Bush dogs are naturally rare, but their patchy distribution and low numbers put them at massive risk of further population declines. Unfortunately, in most parts of their range, there are simply not enough resources or infrastructure to conserve the bush dog.
Conservation of bush dog habitat is perhaps the most important action that will protect the future of the species, but it is nigh on impossible for scientists to determine where they live. As mentioned before, another canine has been recruited into the fight to save the bush dog. Scent detecting dogs are able to detect burrows and trails that bush dogs use without disturbing them with invasive surveys. More research is ongoing to improve the way scent detecting dogs are used, not just for bush dogs but for other species too.
Bush dogs are held in captivity in many zoos globally and are part of a successful breeding programme across Japan, Europe, Brazil and North America. So far, these breeding programmes haven’t attempted to reintroduce any animals into the wild, but for the time being, with the state of habitat loss as it is, they are probably safer in captivity for the time being.
The Canid specialist group, part of the IUCN, work to research canid species and figure out the best ways to conserve them in the wild and captivity. They have a range of goals;
- raise funding for canid research globally and particularly in threatened areas.
- Improve the management of troublesome species and help to mitigate human wildlife conflict.
- Guide governments and organisations on best conservation practices.
You can check out the active projects they have at Projects | Canids.
Aquino, R. and Puertas, P. (1997) ‘Observations of Speothus venaticus (Canidae: Carnivora) in its natural habitat in Peruvian Amazonia.’ Zeitschrift für Säugetierkunde.
DeMatteo, K.E. (2008) ‘Using a survey of carnivore conservationists to gain insight into the ecology and conservation status of the bush dog.’ Canid News.
De, Matteo, K.E. Rinas, M.A. Argüelles, C.F. Zurano, J.P. Selleski, N. Di Betetti, M.S. and Eggert, L.S. (2014) ‘Noninvasive techniques provide novel insights for the elusive bush dog (Speothos venaticus).’ Wildlife Society Bulletin.
De Mello Beisiegel, B. and Ades, C. (2002) ‘The behaviour of the Bush Dog (Speothus venaticus Lund, 1842) in the field: a review.’ Revista de Etologia.

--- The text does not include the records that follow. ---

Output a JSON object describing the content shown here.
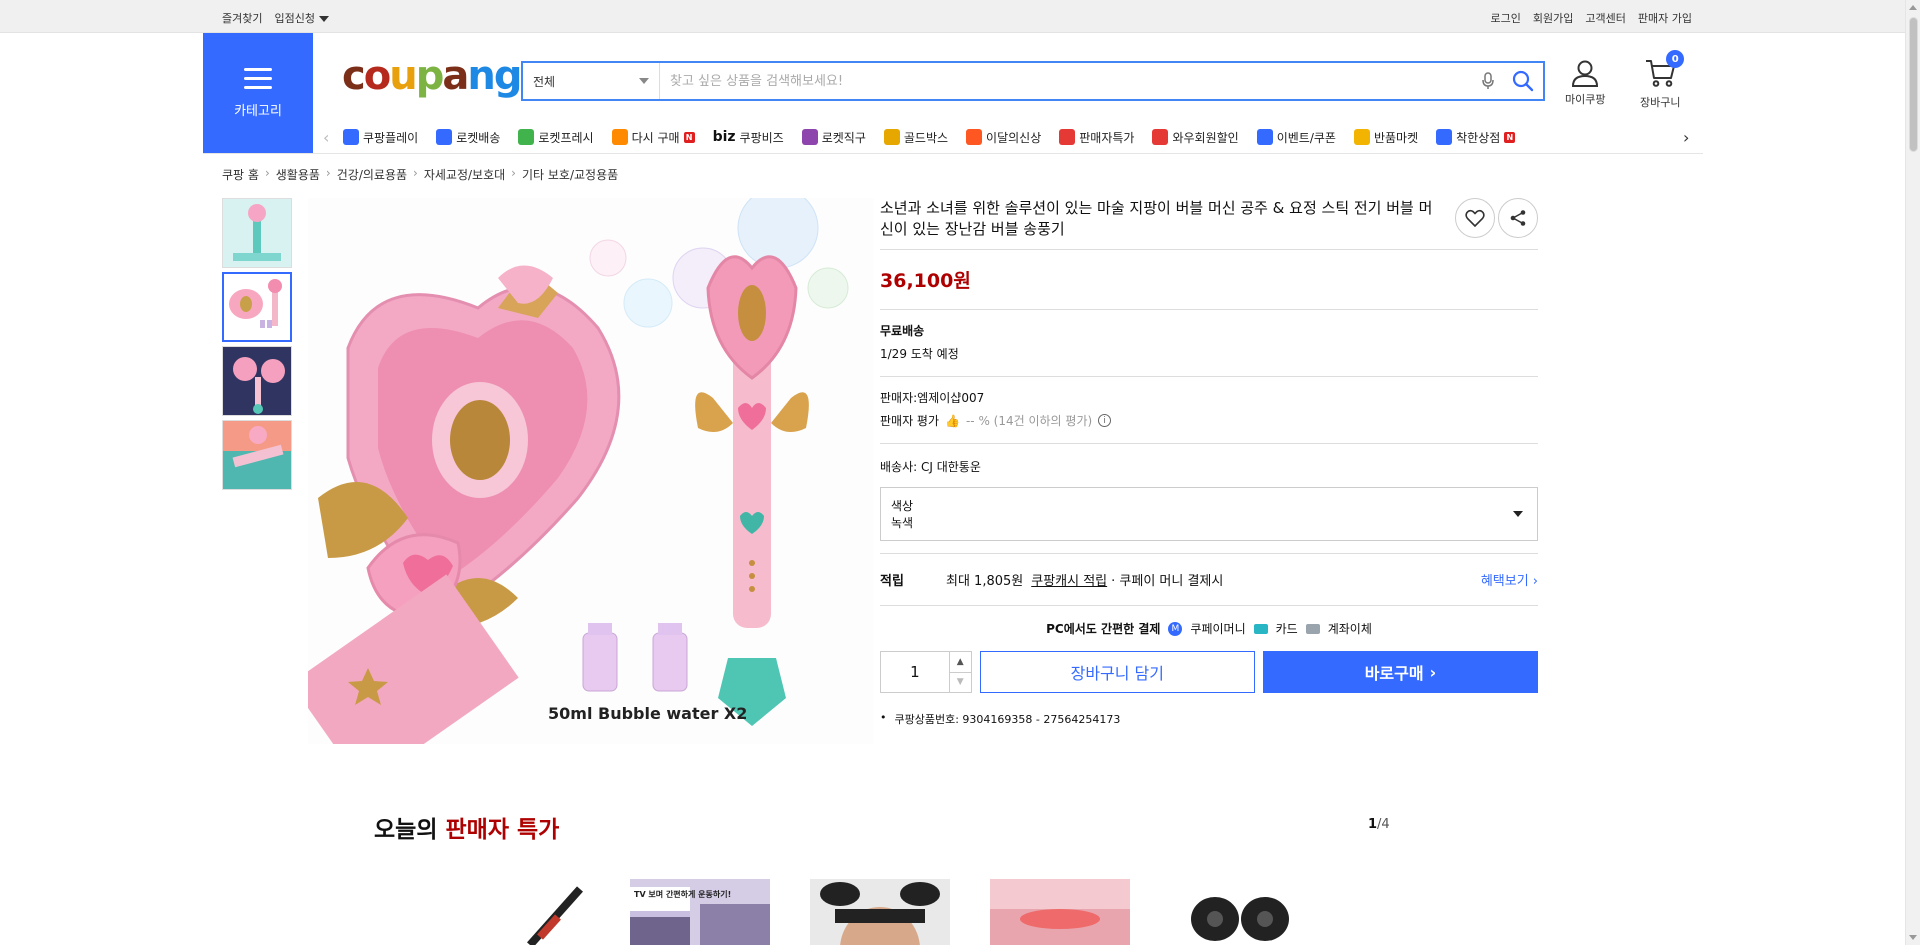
{
  "topbar": {
    "left": [
      "즐겨찾기",
      "입점신청"
    ],
    "right": [
      "로그인",
      "회원가입",
      "고객센터",
      "판매자 가입"
    ]
  },
  "header": {
    "category_label": "카테고리",
    "logo_text": "coupang",
    "search": {
      "category_selected": "전체",
      "placeholder": "찾고 싶은 상품을 검색해보세요!"
    },
    "mycoupang_label": "마이쿠팡",
    "cart_label": "장바구니",
    "cart_count": "0"
  },
  "menu": {
    "items": [
      {
        "label": "쿠팡플레이",
        "icon": "play-icon",
        "color": "#346aff"
      },
      {
        "label": "로켓배송",
        "icon": "rocket-icon",
        "color": "#346aff"
      },
      {
        "label": "로켓프레시",
        "icon": "rocket-fresh-icon",
        "color": "#41b34c"
      },
      {
        "label": "다시 구매",
        "icon": "rebuy-icon",
        "color": "#ff8a00",
        "badge": "N"
      },
      {
        "label": "쿠팡비즈",
        "icon": "biz-icon",
        "color": "#111",
        "prefix": "biz"
      },
      {
        "label": "로켓직구",
        "icon": "rocket-global-icon",
        "color": "#8e44ad"
      },
      {
        "label": "골드박스",
        "icon": "gold-box-icon",
        "color": "#e6a800"
      },
      {
        "label": "이달의신상",
        "icon": "new-icon",
        "color": "#ff5722"
      },
      {
        "label": "판매자특가",
        "icon": "percent-icon",
        "color": "#e53935"
      },
      {
        "label": "와우회원할인",
        "icon": "wow-icon",
        "color": "#e53935"
      },
      {
        "label": "이벤트/쿠폰",
        "icon": "event-icon",
        "color": "#346aff"
      },
      {
        "label": "반품마켓",
        "icon": "return-market-icon",
        "color": "#f2b400"
      },
      {
        "label": "착한상점",
        "icon": "good-shop-icon",
        "color": "#346aff",
        "badge": "N"
      }
    ]
  },
  "breadcrumb": [
    "쿠팡 홈",
    "생활용품",
    "건강/의료용품",
    "자세교정/보호대",
    "기타 보호/교정용품"
  ],
  "product": {
    "title": "소년과 소녀를 위한 솔루션이 있는 마술 지팡이 버블 머신 공주 & 요정 스틱 전기 버블 머신이 있는 장난감 버블 송풍기",
    "price": "36,100원",
    "image_caption": "50ml Bubble water X2",
    "shipping_label": "무료배송",
    "arrival": "1/29 도착 예정",
    "seller": "판매자:엠제이샵007",
    "seller_rating_label": "판매자 평가",
    "seller_rating_value": "-- % (14건 이하의 평가)",
    "carrier": "배송사:  CJ 대한통운",
    "option_label": "색상",
    "option_value": "녹색",
    "reward_label": "적립",
    "reward_text_a": "최대 1,805원",
    "reward_link": "쿠팡캐시 적립",
    "reward_text_b": "· 쿠페이 머니 결제시",
    "benefit_link": "혜택보기",
    "pay_intro": "PC에서도 간편한 결제",
    "pay_methods": [
      "쿠페이머니",
      "카드",
      "계좌이체"
    ],
    "quantity": "1",
    "add_cart": "장바구니 담기",
    "buy_now": "바로구매",
    "product_no": "쿠팡상품번호: 9304169358 - 27564254173"
  },
  "deals": {
    "title_a": "오늘의",
    "title_b": "판매자 특가",
    "page_current": "1",
    "page_total": "/4",
    "tile2_text": "TV 보며 간편하게 운동하기!"
  },
  "colors": {
    "accent": "#346aff",
    "price_red": "#ae0000"
  }
}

DeSouza Lima, E. Jorge, R.S.P. and Dalponte, J.C. (2009) ‘Habitat use and diet of bush dogs, Speothos venaticus, in the Northern Pantanal, Mato Grosso, Brazil.’ De Gruyter.

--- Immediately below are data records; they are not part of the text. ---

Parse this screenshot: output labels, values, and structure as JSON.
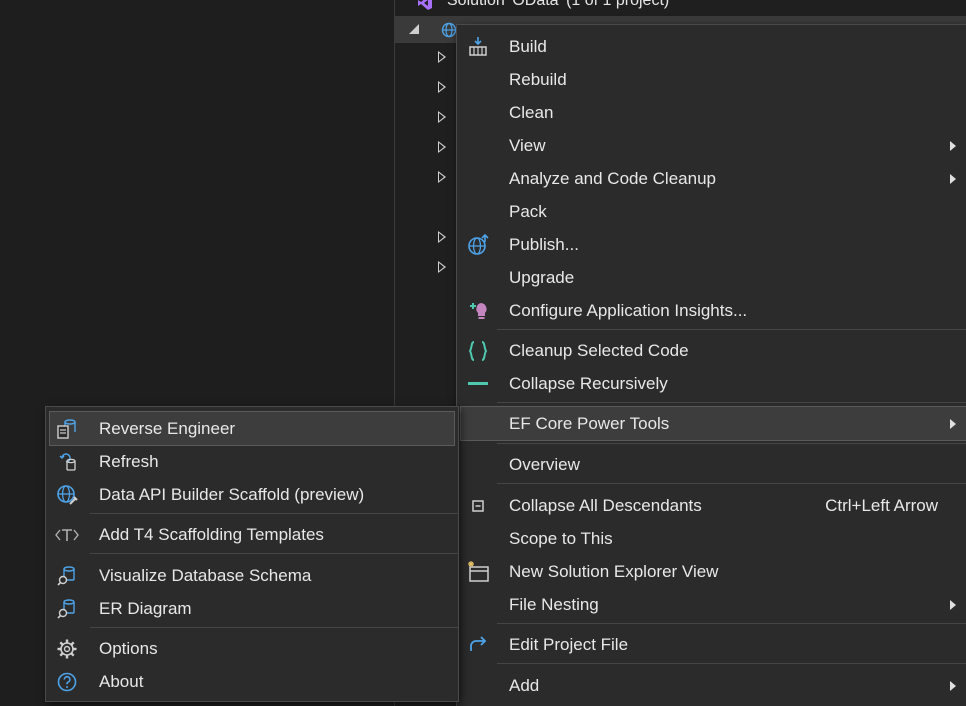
{
  "solution": {
    "label": "Solution 'OData' (1 of 1 project)"
  },
  "main_menu": {
    "items": [
      {
        "label": "Build",
        "icon": "build-icon"
      },
      {
        "label": "Rebuild"
      },
      {
        "label": "Clean"
      },
      {
        "label": "View",
        "submenu": true
      },
      {
        "label": "Analyze and Code Cleanup",
        "submenu": true
      },
      {
        "label": "Pack"
      },
      {
        "label": "Publish...",
        "icon": "publish-globe-icon"
      },
      {
        "label": "Upgrade"
      },
      {
        "label": "Configure Application Insights...",
        "icon": "app-insights-icon"
      },
      {
        "label": "Cleanup Selected Code",
        "icon": "braces-icon"
      },
      {
        "label": "Collapse Recursively",
        "icon": "collapse-bar-icon"
      },
      {
        "label": "EF Core Power Tools",
        "submenu": true,
        "highlighted": true
      },
      {
        "label": "Overview"
      },
      {
        "label": "Collapse All Descendants",
        "shortcut": "Ctrl+Left Arrow",
        "icon": "collapse-all-icon"
      },
      {
        "label": "Scope to This"
      },
      {
        "label": "New Solution Explorer View",
        "icon": "new-explorer-view-icon"
      },
      {
        "label": "File Nesting",
        "submenu": true
      },
      {
        "label": "Edit Project File",
        "icon": "edit-project-arrow-icon"
      },
      {
        "label": "Add",
        "submenu": true
      }
    ]
  },
  "ef_submenu": {
    "items": [
      {
        "label": "Reverse Engineer",
        "icon": "reverse-engineer-icon",
        "highlighted": true
      },
      {
        "label": "Refresh",
        "icon": "refresh-icon"
      },
      {
        "label": "Data API Builder Scaffold (preview)",
        "icon": "data-api-globe-icon"
      },
      {
        "label": "Add T4 Scaffolding Templates",
        "icon": "t4-template-icon"
      },
      {
        "label": "Visualize Database Schema",
        "icon": "database-schema-icon"
      },
      {
        "label": "ER Diagram",
        "icon": "er-diagram-icon"
      },
      {
        "label": "Options",
        "icon": "gear-icon"
      },
      {
        "label": "About",
        "icon": "help-circle-icon"
      }
    ]
  },
  "colors": {
    "background": "#1e1e1e",
    "menu_bg": "#2b2b2b",
    "highlight": "#3d3d3d",
    "accent_blue": "#4ea3e8",
    "accent_teal": "#4ec9b0",
    "accent_purple": "#c586c0"
  }
}
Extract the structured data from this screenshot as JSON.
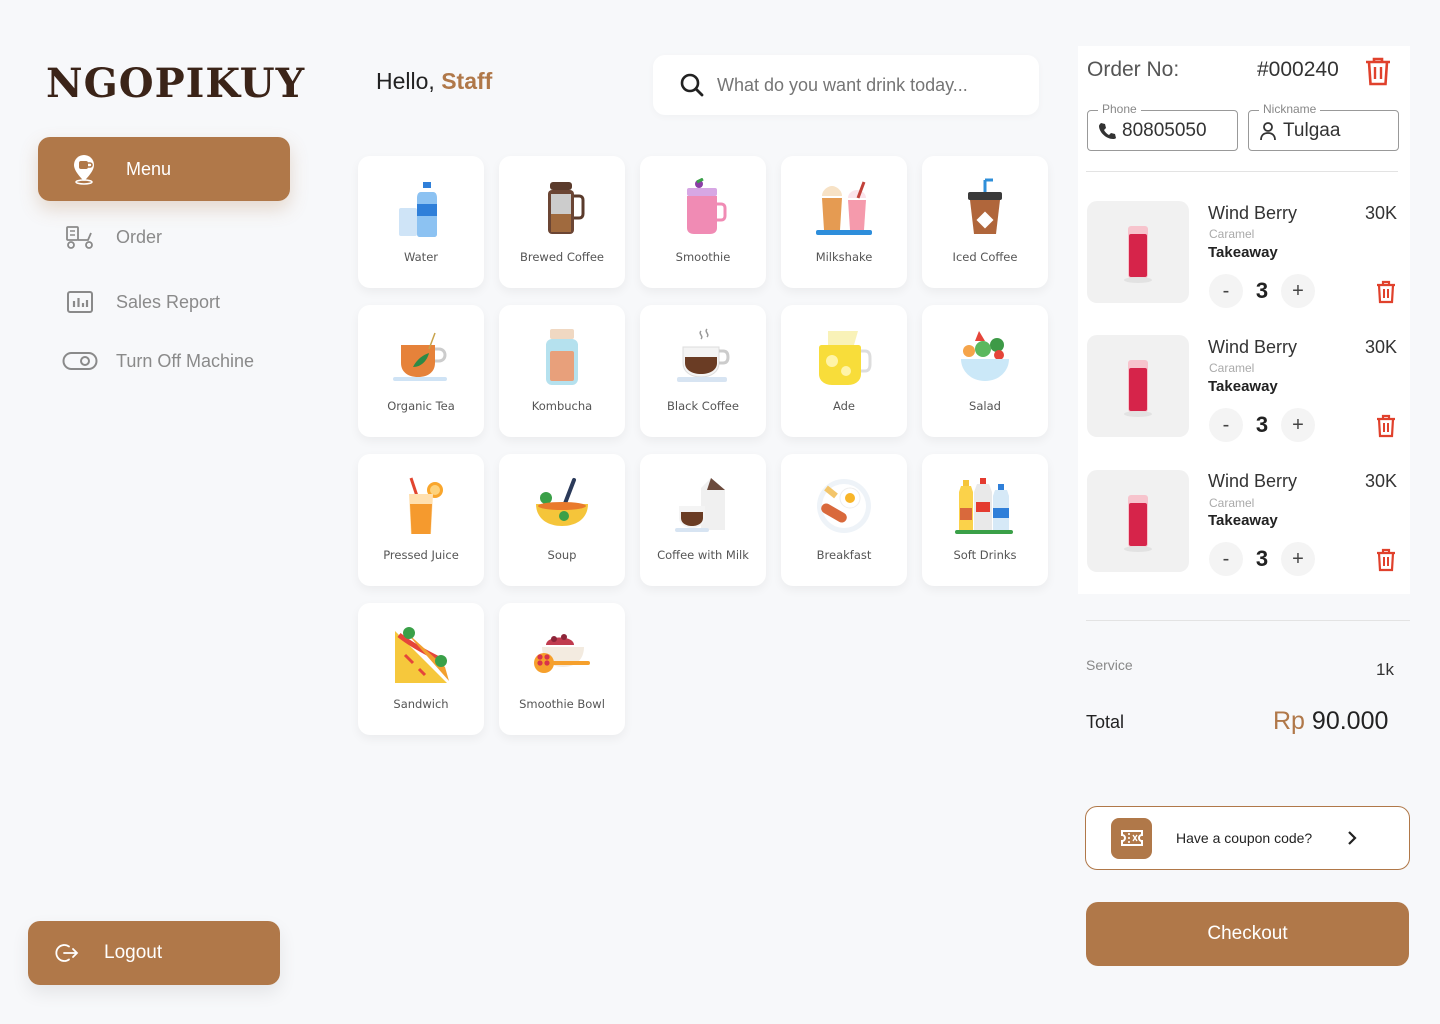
{
  "brand": {
    "name": "NGOPIKUY"
  },
  "sidebar": {
    "items": [
      {
        "label": "Menu",
        "icon": "coffee-location-icon",
        "active": true
      },
      {
        "label": "Order",
        "icon": "delivery-scooter-icon",
        "active": false
      },
      {
        "label": "Sales Report",
        "icon": "bar-chart-icon",
        "active": false
      },
      {
        "label": "Turn Off Machine",
        "icon": "toggle-icon",
        "active": false
      }
    ],
    "logout_label": "Logout"
  },
  "header": {
    "greeting": "Hello,",
    "user": "Staff",
    "search_placeholder": "What do you want drink today..."
  },
  "menu": {
    "items": [
      {
        "label": "Water",
        "icon": "water-bottle-icon"
      },
      {
        "label": "Brewed Coffee",
        "icon": "french-press-icon"
      },
      {
        "label": "Smoothie",
        "icon": "smoothie-jar-icon"
      },
      {
        "label": "Milkshake",
        "icon": "milkshake-icon"
      },
      {
        "label": "Iced Coffee",
        "icon": "iced-coffee-icon"
      },
      {
        "label": "Organic Tea",
        "icon": "tea-cup-icon"
      },
      {
        "label": "Kombucha",
        "icon": "kombucha-jar-icon"
      },
      {
        "label": "Black Coffee",
        "icon": "black-coffee-icon"
      },
      {
        "label": "Ade",
        "icon": "lemonade-pitcher-icon"
      },
      {
        "label": "Salad",
        "icon": "salad-bowl-icon"
      },
      {
        "label": "Pressed Juice",
        "icon": "juice-glass-icon"
      },
      {
        "label": "Soup",
        "icon": "soup-bowl-icon"
      },
      {
        "label": "Coffee with Milk",
        "icon": "coffee-milk-icon"
      },
      {
        "label": "Breakfast",
        "icon": "breakfast-plate-icon"
      },
      {
        "label": "Soft Drinks",
        "icon": "soft-drinks-icon"
      },
      {
        "label": "Sandwich",
        "icon": "sandwich-icon"
      },
      {
        "label": "Smoothie Bowl",
        "icon": "smoothie-bowl-icon"
      }
    ]
  },
  "order": {
    "label": "Order No:",
    "number": "#000240",
    "phone_label": "Phone",
    "phone": "80805050",
    "nickname_label": "Nickname",
    "nickname": "Tulgaa",
    "items": [
      {
        "name": "Wind Berry",
        "price": "30K",
        "variant": "Caramel",
        "type": "Takeaway",
        "qty": "3"
      },
      {
        "name": "Wind Berry",
        "price": "30K",
        "variant": "Caramel",
        "type": "Takeaway",
        "qty": "3"
      },
      {
        "name": "Wind Berry",
        "price": "30K",
        "variant": "Caramel",
        "type": "Takeaway",
        "qty": "3"
      }
    ],
    "minus": "-",
    "plus": "+",
    "service_label": "Service",
    "service_value": "1k",
    "total_label": "Total",
    "currency": "Rp",
    "total_value": "90.000",
    "coupon_label": "Have a coupon code?",
    "checkout_label": "Checkout"
  },
  "colors": {
    "accent": "#b07849",
    "delete": "#e0412c",
    "logo": "#3b2418"
  }
}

Lima, E.S. Jorge, M.L.S.P. Jorge, R.S.P. and Morato, R.G. (2014) ‘The bush dog Speothus venaticus: area requirement and habitat use in cultivated lands.’ Oryx.

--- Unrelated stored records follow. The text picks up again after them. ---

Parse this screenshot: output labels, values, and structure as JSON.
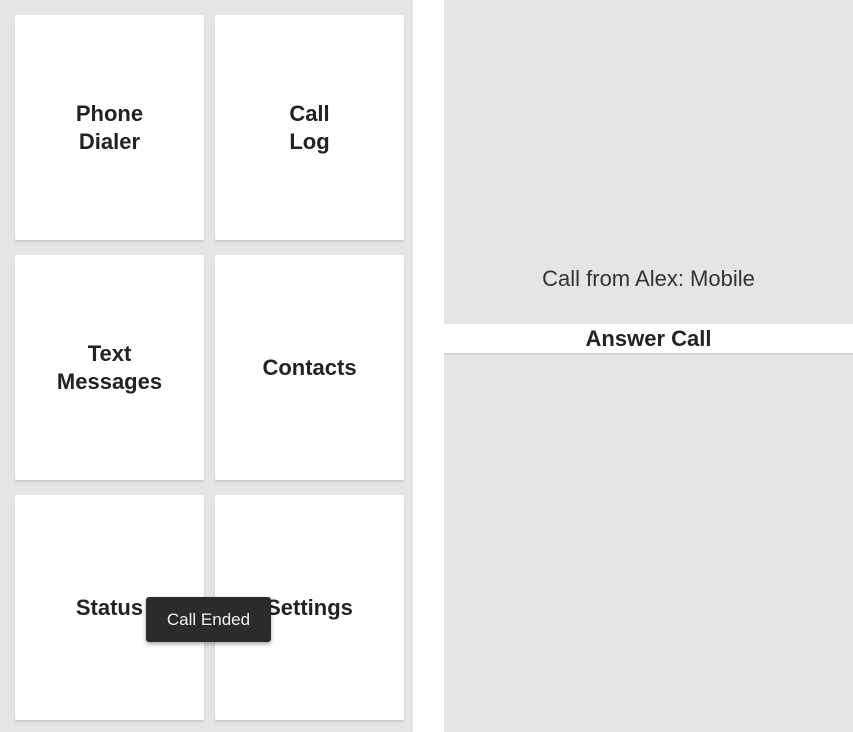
{
  "home": {
    "tiles": {
      "phone_dialer": "Phone\nDialer",
      "call_log": "Call\nLog",
      "text_messages": "Text\nMessages",
      "contacts": "Contacts",
      "status": "Status",
      "settings": "Settings"
    },
    "toast": "Call Ended"
  },
  "incoming_call": {
    "caller_text": "Call from Alex: Mobile",
    "answer_label": "Answer Call"
  },
  "colors": {
    "background": "#e5e5e5",
    "tile": "#ffffff",
    "toast": "#2b2b2b"
  }
}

Nyakatura, K. and Bininda-Emonds, O.R.P. (2012) ‘Updating the evolutionary history of Carnivora (Mammalia): a new species-level supertree complete with divergence time estimates.’ BMC Biology.
Romo, V. (2020) ‘Illegal deforestation rises in South America’s indigenous territories, parks.’ Mongabay